[[ SOURCE DATA, beginning ]]

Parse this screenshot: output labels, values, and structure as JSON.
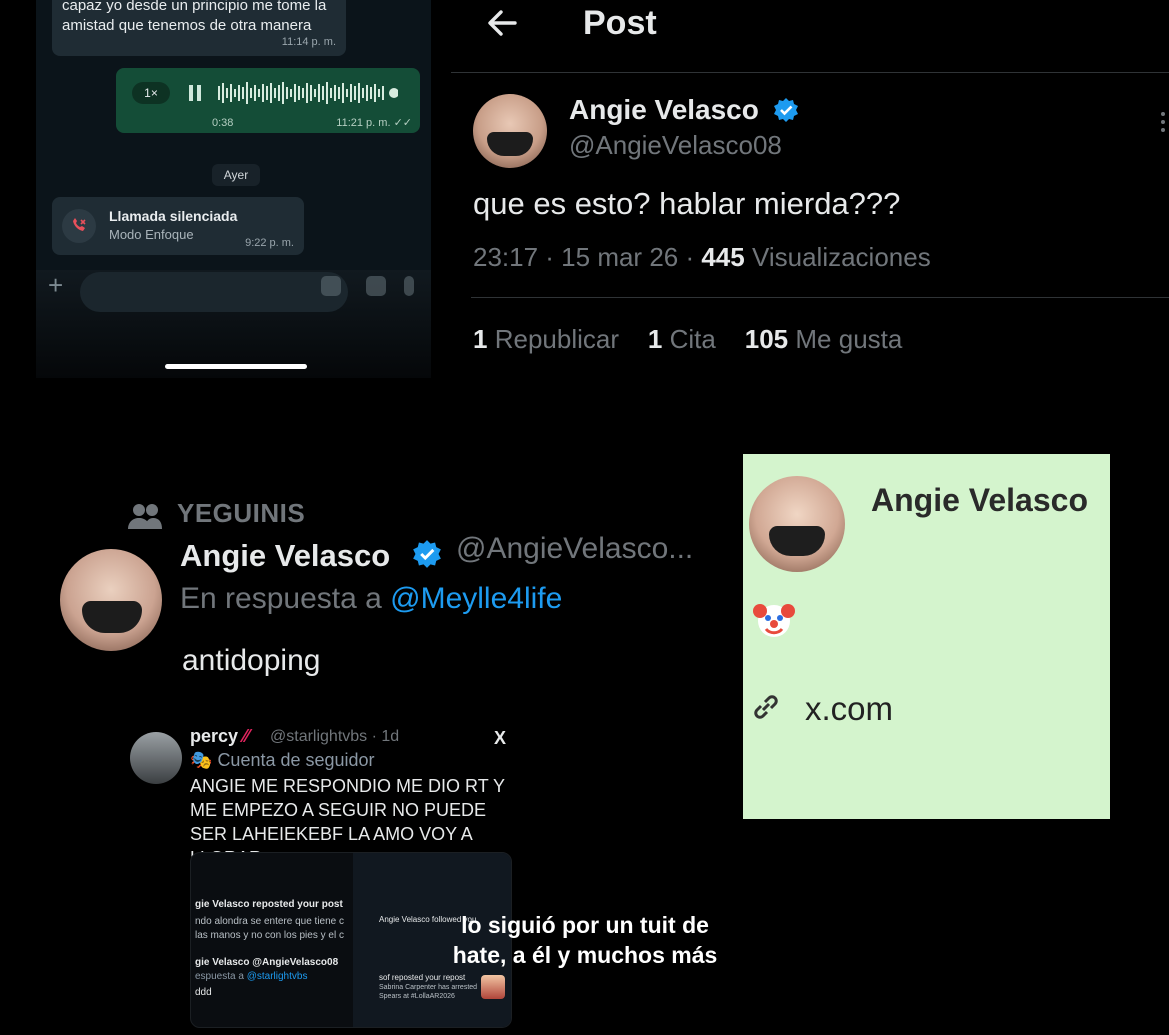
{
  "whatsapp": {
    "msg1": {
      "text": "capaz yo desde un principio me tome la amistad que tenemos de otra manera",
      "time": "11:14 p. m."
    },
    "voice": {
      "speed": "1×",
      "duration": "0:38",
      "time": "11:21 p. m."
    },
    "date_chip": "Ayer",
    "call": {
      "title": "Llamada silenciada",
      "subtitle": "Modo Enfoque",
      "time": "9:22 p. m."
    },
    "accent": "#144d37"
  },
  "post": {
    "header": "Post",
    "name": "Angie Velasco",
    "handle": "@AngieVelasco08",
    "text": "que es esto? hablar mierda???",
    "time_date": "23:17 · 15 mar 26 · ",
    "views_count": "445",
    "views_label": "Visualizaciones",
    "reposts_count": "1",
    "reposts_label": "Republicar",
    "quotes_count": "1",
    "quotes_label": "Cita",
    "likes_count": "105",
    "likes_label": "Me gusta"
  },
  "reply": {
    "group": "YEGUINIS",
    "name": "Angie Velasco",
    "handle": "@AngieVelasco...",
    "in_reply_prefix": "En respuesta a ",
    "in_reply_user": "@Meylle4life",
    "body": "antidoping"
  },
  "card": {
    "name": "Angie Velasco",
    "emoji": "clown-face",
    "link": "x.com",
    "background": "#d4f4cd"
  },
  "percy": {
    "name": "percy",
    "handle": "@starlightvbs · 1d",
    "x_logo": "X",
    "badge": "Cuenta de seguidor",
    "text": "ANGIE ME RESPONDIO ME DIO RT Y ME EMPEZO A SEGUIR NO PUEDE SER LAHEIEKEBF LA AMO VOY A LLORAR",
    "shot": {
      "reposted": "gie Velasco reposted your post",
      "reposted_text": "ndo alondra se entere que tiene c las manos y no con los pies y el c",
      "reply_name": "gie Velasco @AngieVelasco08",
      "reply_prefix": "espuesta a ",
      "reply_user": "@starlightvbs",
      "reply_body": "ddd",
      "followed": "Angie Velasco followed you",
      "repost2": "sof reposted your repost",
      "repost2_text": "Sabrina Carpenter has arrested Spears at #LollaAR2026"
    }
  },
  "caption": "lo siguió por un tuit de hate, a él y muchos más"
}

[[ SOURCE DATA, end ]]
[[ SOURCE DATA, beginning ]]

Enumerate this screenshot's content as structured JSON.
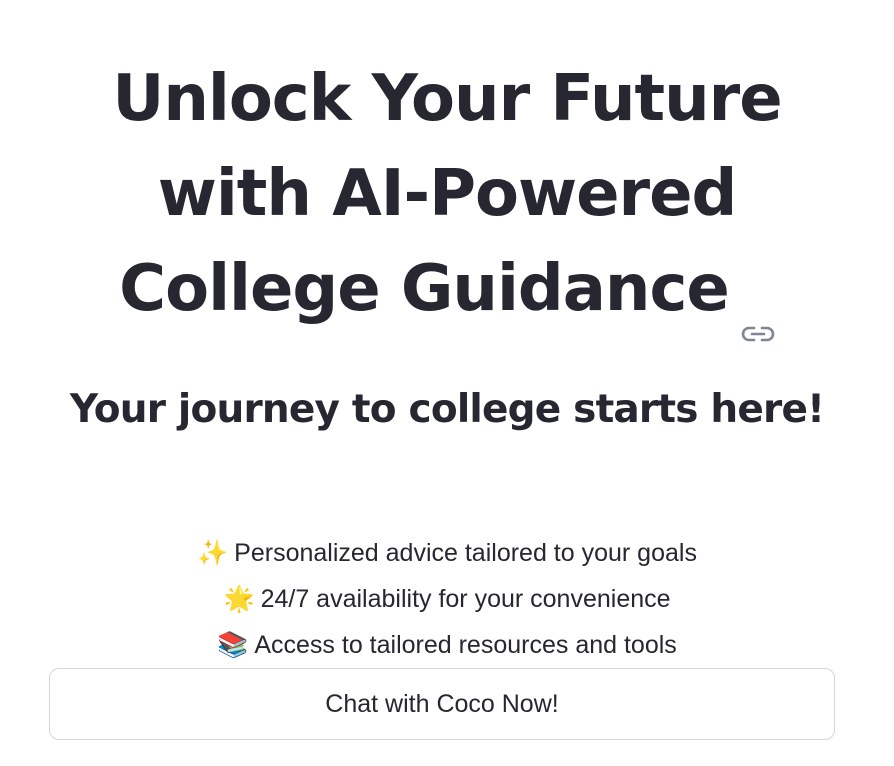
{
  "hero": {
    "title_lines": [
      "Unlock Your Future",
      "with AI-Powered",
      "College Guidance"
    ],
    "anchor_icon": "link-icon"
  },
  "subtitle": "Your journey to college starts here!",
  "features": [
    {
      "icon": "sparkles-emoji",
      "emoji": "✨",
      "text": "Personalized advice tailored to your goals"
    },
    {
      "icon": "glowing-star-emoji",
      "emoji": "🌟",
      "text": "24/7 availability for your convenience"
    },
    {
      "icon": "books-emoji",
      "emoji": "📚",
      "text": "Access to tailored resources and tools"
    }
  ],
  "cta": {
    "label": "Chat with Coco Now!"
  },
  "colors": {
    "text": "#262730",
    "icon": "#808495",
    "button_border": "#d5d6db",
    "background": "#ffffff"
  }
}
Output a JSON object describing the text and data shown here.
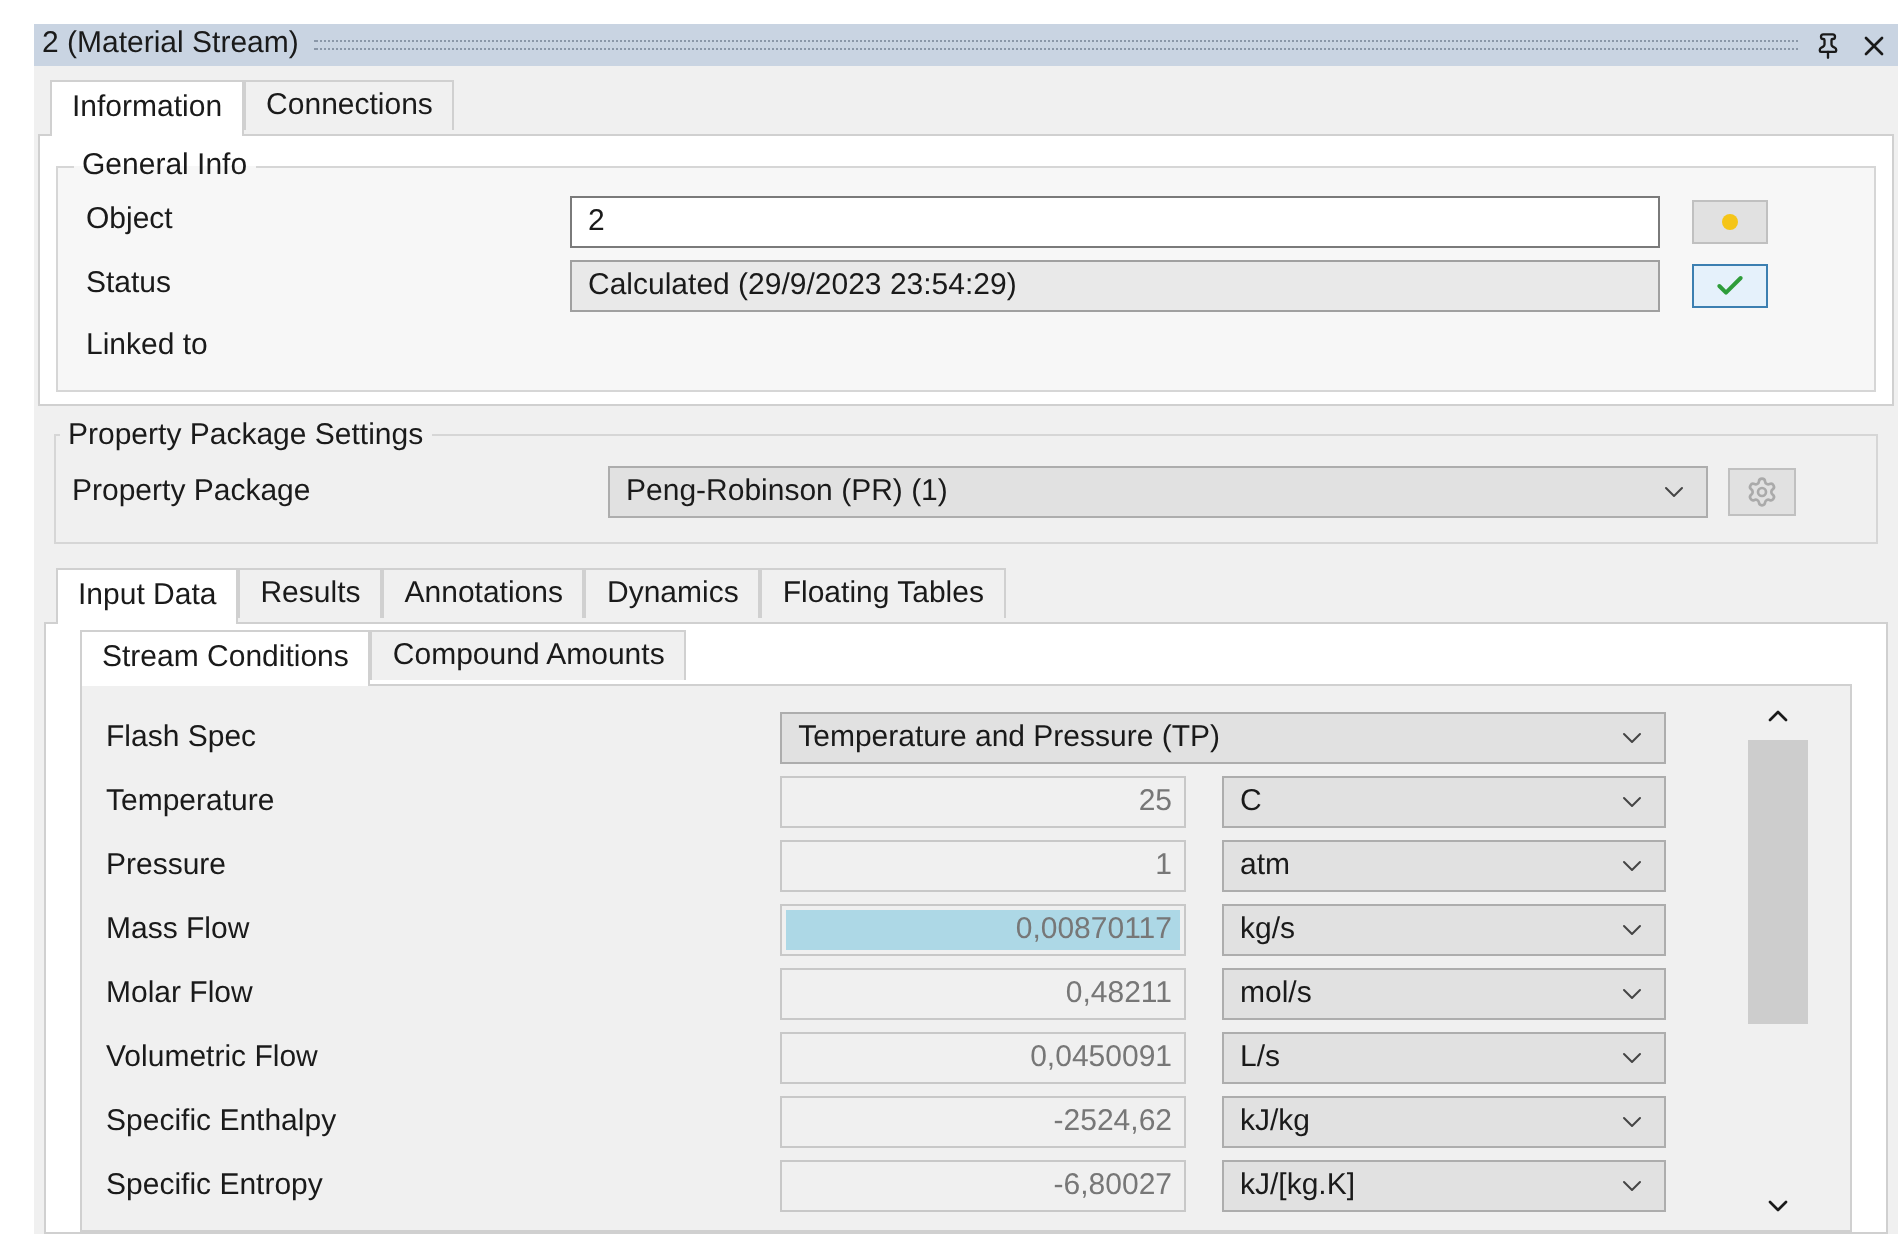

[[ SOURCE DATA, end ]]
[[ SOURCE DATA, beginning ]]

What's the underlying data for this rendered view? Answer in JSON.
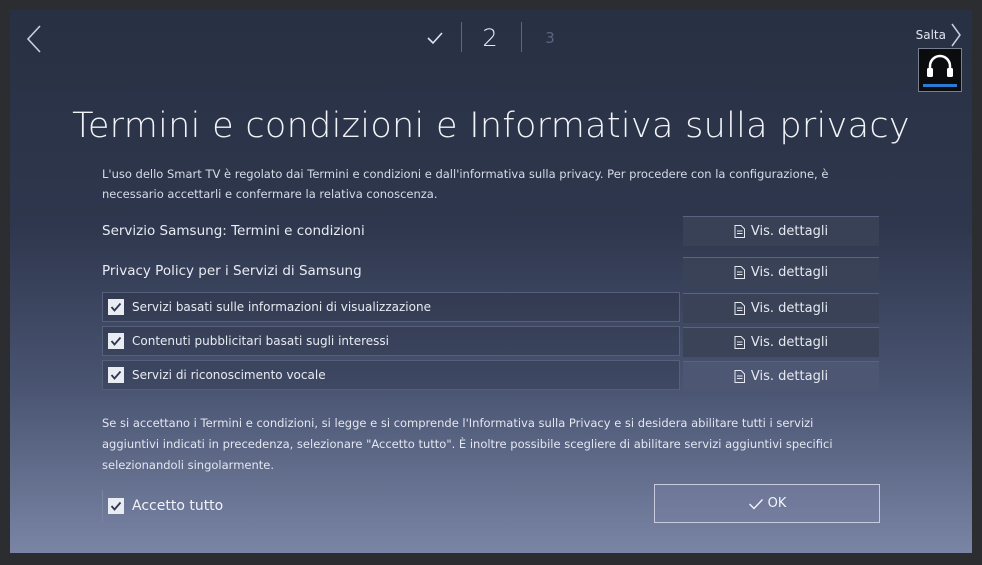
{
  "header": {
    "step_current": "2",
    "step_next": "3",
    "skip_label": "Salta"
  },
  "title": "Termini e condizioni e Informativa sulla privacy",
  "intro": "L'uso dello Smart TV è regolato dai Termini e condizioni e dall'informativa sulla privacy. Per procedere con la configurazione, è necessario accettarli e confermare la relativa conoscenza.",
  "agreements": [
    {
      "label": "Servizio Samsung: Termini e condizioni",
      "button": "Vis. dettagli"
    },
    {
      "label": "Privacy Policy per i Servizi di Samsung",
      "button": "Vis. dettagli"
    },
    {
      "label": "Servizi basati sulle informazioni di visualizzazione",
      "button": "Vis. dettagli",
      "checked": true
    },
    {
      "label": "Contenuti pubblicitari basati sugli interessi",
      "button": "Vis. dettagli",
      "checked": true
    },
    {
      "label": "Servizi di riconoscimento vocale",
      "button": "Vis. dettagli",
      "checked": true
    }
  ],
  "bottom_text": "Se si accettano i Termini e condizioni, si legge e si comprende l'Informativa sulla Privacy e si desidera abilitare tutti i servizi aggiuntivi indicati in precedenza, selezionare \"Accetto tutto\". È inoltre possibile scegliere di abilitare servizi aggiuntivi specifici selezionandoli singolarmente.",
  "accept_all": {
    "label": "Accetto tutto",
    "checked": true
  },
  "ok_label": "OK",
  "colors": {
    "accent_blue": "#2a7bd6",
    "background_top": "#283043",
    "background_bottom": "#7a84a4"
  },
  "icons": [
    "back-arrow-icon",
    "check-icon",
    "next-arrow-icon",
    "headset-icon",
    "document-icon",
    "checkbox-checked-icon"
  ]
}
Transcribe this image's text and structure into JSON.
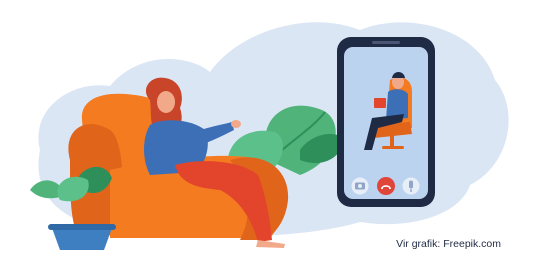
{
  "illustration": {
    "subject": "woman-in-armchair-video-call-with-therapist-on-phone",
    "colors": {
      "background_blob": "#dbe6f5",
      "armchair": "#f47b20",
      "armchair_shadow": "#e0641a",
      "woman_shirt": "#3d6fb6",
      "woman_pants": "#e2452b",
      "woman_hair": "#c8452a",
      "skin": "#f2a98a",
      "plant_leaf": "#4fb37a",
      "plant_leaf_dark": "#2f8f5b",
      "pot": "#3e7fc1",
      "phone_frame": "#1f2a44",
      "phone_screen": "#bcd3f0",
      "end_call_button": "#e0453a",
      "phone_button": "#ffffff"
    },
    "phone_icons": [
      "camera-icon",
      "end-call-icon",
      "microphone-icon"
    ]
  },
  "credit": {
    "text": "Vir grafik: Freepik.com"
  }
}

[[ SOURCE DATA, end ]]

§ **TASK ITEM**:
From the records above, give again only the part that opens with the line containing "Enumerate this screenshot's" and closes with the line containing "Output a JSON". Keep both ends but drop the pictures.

§ **TASK OUTPUT**:
Enumerate this screenshot's content as structured JSON.
{
  "hero": {
    "title_lines": [
      "Unlock Your Future",
      "with AI-Powered",
      "College Guidance"
    ],
    "anchor_icon": "link-icon"
  },
  "subtitle": "Your journey to college starts here!",
  "features": [
    {
      "icon": "sparkles-emoji",
      "emoji": "✨",
      "text": "Personalized advice tailored to your goals"
    },
    {
      "icon": "glowing-star-emoji",
      "emoji": "🌟",
      "text": "24/7 availability for your convenience"
    },
    {
      "icon": "books-emoji",
      "emoji": "📚",
      "text": "Access to tailored resources and tools"
    }
  ],
  "cta": {
    "label": "Chat with Coco Now!"
  },
  "colors": {
    "text": "#262730",
    "icon": "#808495",
    "button_border": "#d5d6db",
    "background": "#ffffff"
  }
}
Output a JSON object describing the text and data shown here.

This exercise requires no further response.